* _What you should do_
Without any alteration, retype the records that appear below.

* _Study material_
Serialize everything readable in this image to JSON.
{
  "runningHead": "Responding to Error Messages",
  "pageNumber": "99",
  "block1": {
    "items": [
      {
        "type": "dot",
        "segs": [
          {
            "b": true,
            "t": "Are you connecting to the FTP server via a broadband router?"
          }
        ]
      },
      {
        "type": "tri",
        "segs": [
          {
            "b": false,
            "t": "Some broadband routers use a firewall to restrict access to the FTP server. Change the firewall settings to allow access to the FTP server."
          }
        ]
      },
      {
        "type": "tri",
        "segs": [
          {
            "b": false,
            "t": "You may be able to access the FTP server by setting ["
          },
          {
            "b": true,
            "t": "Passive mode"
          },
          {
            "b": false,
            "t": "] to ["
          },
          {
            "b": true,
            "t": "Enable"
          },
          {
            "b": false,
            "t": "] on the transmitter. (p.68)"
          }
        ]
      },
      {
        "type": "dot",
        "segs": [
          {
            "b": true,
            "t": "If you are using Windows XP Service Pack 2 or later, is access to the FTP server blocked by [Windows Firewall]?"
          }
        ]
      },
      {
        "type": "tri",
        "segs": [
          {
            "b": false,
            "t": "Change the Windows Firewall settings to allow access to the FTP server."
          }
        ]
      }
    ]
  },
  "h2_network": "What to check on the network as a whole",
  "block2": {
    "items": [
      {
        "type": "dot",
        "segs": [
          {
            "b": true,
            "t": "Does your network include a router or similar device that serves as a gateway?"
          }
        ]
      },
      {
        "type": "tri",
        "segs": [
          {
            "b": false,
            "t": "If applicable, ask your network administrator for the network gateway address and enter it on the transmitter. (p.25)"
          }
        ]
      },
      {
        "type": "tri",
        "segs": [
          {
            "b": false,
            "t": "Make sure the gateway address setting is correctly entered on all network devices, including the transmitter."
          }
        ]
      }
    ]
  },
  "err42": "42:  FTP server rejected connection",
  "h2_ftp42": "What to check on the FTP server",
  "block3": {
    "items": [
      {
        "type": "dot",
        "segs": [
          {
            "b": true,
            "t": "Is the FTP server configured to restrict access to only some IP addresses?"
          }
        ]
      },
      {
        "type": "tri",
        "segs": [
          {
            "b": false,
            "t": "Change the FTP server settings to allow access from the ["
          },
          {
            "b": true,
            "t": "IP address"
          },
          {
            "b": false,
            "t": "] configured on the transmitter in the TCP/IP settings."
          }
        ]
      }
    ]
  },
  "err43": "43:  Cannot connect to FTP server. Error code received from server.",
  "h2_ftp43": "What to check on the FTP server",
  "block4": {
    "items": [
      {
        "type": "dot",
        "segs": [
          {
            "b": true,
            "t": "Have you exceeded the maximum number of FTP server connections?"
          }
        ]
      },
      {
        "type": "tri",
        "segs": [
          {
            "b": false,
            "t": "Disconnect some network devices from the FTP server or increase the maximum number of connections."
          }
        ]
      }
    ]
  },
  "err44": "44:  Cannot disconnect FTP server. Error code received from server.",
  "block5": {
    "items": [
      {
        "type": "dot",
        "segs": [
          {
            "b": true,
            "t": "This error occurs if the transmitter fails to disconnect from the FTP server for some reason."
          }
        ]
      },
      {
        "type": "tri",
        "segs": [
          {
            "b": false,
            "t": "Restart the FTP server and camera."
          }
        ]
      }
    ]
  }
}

* _Exercise response_
Serialize everything readable in this image to JSON.
{
  "runningHead": "Responding to Error Messages",
  "pageNumber": "99",
  "block1": {
    "items": [
      {
        "type": "dot",
        "segs": [
          {
            "b": true,
            "t": "Are you connecting to the FTP server via a broadband router?"
          }
        ]
      },
      {
        "type": "tri",
        "segs": [
          {
            "b": false,
            "t": "Some broadband routers use a firewall to restrict access to the FTP server. Change the firewall settings to allow access to the FTP server."
          }
        ]
      },
      {
        "type": "tri",
        "segs": [
          {
            "b": false,
            "t": "You may be able to access the FTP server by setting ["
          },
          {
            "b": true,
            "t": "Passive mode"
          },
          {
            "b": false,
            "t": "] to ["
          },
          {
            "b": true,
            "t": "Enable"
          },
          {
            "b": false,
            "t": "] on the transmitter. (p.68)"
          }
        ]
      },
      {
        "type": "dot",
        "segs": [
          {
            "b": true,
            "t": "If you are using Windows XP Service Pack 2 or later, is access to the FTP server blocked by [Windows Firewall]?"
          }
        ]
      },
      {
        "type": "tri",
        "segs": [
          {
            "b": false,
            "t": "Change the Windows Firewall settings to allow access to the FTP server."
          }
        ]
      }
    ]
  },
  "h2_network": "What to check on the network as a whole",
  "block2": {
    "items": [
      {
        "type": "dot",
        "segs": [
          {
            "b": true,
            "t": "Does your network include a router or similar device that serves as a gateway?"
          }
        ]
      },
      {
        "type": "tri",
        "segs": [
          {
            "b": false,
            "t": "If applicable, ask your network administrator for the network gateway address and enter it on the transmitter. (p.25)"
          }
        ]
      },
      {
        "type": "tri",
        "segs": [
          {
            "b": false,
            "t": "Make sure the gateway address setting is correctly entered on all network devices, including the transmitter."
          }
        ]
      }
    ]
  },
  "err42": "42:  FTP server rejected connection",
  "h2_ftp42": "What to check on the FTP server",
  "block3": {
    "items": [
      {
        "type": "dot",
        "segs": [
          {
            "b": true,
            "t": "Is the FTP server configured to restrict access to only some IP addresses?"
          }
        ]
      },
      {
        "type": "tri",
        "segs": [
          {
            "b": false,
            "t": "Change the FTP server settings to allow access from the ["
          },
          {
            "b": true,
            "t": "IP address"
          },
          {
            "b": false,
            "t": "] configured on the transmitter in the TCP/IP settings."
          }
        ]
      }
    ]
  },
  "err43": "43:  Cannot connect to FTP server. Error code received from server.",
  "h2_ftp43": "What to check on the FTP server",
  "block4": {
    "items": [
      {
        "type": "dot",
        "segs": [
          {
            "b": true,
            "t": "Have you exceeded the maximum number of FTP server connections?"
          }
        ]
      },
      {
        "type": "tri",
        "segs": [
          {
            "b": false,
            "t": "Disconnect some network devices from the FTP server or increase the maximum number of connections."
          }
        ]
      }
    ]
  },
  "err44": "44:  Cannot disconnect FTP server. Error code received from server.",
  "block5": {
    "items": [
      {
        "type": "dot",
        "segs": [
          {
            "b": true,
            "t": "This error occurs if the transmitter fails to disconnect from the FTP server for some reason."
          }
        ]
      },
      {
        "type": "tri",
        "segs": [
          {
            "b": false,
            "t": "Restart the FTP server and camera."
          }
        ]
      }
    ]
  }
}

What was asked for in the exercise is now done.